> [REQUIRED WORK]
Where does the string "placeholder" occur in the entries below? Copy every line where it does.

> [SOURCE INFORMATION]
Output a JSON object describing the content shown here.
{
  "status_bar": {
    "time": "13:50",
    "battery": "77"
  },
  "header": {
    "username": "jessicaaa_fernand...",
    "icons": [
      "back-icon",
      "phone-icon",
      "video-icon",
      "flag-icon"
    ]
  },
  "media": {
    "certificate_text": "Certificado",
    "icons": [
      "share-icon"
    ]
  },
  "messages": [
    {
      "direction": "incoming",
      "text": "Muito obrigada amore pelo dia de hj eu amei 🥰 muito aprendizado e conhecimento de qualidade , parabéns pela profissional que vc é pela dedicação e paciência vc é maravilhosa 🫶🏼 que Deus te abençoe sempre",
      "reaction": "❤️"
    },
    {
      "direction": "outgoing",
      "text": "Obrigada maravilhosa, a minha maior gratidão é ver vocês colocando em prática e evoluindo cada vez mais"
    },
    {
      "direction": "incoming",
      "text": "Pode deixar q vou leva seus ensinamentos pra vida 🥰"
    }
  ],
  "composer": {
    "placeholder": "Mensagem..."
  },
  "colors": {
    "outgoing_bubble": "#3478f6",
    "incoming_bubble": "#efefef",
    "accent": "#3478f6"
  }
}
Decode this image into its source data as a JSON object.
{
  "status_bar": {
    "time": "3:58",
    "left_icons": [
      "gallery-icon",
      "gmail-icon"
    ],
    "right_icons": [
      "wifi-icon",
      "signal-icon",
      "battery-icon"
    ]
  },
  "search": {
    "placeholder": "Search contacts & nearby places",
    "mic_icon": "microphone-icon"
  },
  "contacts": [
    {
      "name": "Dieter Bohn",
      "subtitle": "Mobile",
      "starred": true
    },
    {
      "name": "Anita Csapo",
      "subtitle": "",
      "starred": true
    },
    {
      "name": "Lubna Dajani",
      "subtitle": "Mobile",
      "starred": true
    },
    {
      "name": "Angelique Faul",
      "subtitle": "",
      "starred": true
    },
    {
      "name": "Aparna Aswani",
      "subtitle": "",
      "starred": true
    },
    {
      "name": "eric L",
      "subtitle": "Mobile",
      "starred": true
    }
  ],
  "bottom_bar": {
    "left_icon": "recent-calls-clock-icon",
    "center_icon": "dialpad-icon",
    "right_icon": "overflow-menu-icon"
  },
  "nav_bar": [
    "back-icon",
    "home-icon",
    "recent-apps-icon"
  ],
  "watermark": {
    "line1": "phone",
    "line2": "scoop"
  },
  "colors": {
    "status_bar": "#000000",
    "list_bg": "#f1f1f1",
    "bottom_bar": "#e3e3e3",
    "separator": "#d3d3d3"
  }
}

> [TASK RESULT]
    "placeholder": "Mensagem..."
    "placeholder": "Search contacts & nearby places",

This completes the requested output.